Beer On The Catwalk
The annual Denver Dumb Friends League Catwalk is Saturday, July 13. Pet lovers are invited to celebrate cats and kittens by sampling craft beer from 10 local breweries, while learning about programs that benefit felines and viewing adorable adoptable cats. Catwalk is a ticketed, 21-and-older event. Tickets are $25 and include beer tastings from 10 local breweries from 7 to 9 p.m. They can be purchased by visiting ddfl.org/catwalk. Catwalk takes place at the Quebec Street Shelter, at 2080 S. Quebec St. The felines request that attendees leave their canine companions at home.
City Park Jazz Continues
For 33 years, City Park Jazz has offered up 10 free concerts every summer at the Pavilion in Denver’s Historic City Park. Concerts are every Sunday from 6 p.m. to 8 p.m. This year’s series began in early June, and the last Sunday concert is on Aug. 4. For more info, check out cityparkjazz.org. Here’s the line-up for the rest of the summer:

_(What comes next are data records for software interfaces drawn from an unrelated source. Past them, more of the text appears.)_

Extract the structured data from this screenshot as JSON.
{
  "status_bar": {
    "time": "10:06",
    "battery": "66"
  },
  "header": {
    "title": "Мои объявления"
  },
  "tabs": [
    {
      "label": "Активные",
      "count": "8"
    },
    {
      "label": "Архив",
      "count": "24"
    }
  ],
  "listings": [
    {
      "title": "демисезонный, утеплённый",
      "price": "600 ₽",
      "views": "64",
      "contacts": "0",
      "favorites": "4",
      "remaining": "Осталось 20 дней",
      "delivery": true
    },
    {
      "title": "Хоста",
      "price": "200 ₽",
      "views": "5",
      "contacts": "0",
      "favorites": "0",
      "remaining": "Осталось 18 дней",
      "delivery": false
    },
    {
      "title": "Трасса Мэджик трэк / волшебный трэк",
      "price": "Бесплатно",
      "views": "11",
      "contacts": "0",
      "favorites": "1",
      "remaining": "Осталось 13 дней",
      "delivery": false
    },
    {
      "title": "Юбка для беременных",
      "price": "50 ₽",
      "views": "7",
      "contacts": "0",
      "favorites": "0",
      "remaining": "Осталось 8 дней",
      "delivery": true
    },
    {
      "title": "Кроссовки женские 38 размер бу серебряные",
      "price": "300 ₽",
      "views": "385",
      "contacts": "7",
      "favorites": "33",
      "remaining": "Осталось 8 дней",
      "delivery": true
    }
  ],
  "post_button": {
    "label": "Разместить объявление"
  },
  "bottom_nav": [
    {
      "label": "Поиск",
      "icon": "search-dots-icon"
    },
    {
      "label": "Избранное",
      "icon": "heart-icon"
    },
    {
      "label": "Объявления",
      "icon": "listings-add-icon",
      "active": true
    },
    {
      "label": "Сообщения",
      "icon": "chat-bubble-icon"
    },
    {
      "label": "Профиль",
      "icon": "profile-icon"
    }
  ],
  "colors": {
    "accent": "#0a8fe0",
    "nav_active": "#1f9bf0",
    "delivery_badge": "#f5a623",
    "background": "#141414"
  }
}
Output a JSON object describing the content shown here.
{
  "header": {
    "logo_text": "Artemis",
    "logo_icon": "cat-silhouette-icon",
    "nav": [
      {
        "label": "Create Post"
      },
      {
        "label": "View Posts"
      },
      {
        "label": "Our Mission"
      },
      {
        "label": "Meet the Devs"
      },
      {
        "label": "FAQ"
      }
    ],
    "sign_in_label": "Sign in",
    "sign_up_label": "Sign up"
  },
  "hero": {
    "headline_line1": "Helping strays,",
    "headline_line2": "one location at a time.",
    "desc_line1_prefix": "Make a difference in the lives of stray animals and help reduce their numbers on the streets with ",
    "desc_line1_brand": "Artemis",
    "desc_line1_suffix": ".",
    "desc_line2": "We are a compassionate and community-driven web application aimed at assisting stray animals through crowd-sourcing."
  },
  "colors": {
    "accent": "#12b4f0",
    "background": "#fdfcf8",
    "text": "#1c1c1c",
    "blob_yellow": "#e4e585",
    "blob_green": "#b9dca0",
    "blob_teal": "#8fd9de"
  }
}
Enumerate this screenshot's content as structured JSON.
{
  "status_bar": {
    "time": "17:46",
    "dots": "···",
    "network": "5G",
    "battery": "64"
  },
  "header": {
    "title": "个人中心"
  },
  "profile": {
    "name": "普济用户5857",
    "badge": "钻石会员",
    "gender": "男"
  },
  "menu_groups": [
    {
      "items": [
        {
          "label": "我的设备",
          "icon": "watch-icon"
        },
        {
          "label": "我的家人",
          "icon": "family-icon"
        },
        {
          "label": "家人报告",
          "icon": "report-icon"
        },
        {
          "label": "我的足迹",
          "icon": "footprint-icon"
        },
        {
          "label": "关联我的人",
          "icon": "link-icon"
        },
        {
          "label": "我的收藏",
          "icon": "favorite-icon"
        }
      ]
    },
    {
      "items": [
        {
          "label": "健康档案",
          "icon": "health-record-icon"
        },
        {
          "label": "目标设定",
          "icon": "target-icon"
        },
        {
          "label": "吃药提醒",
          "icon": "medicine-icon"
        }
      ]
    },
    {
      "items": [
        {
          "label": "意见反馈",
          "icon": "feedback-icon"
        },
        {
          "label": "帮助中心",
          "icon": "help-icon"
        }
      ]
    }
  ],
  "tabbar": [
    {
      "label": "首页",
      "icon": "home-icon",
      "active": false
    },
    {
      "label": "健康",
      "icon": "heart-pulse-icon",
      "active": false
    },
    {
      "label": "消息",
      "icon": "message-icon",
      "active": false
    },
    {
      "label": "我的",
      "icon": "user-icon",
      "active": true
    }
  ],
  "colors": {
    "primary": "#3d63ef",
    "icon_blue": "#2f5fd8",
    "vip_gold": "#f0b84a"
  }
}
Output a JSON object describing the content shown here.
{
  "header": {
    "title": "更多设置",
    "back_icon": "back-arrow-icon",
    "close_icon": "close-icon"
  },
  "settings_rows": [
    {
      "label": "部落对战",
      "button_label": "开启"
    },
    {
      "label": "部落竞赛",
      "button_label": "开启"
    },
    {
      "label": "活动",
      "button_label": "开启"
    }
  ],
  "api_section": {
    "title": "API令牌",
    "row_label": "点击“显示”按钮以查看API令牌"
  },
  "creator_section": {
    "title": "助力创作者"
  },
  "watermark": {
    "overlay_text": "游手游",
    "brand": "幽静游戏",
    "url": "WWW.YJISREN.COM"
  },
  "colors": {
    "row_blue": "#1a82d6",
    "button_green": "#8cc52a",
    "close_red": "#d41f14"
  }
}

July 7: Invisible Bird
July 14: Conjunto Colores
July 21: Brass Band Extravaganza
July 28: Freddy Rodriguez & the Jazz Connection
Aug. 4: The Heavy Heavies featuring Venus Cruz
Recycle This Billboard
Denver was recently awarded a $250,000 grant from the Coca-Cola Foundation for a public education campaign designed to improve recycling rates in the city and to educate residents about what can and cannot be placed in their purple recycling carts. The money will be used for educational materials and messaging on billboards, bus shelter signs, digital advertising and postcards.
Denver Public Works will also begin tagging trash carts this summer with informational cards in east, central and west Denver neighborhoods, reaching about 22,000 households. The pilot, which runs through the fall, will help give Denver a better understanding of what approach works best for teaching people how to recycle. The goal is to increase recycling and composting rates in Denver from what is now 23 percent to 34 percent, which is the national average.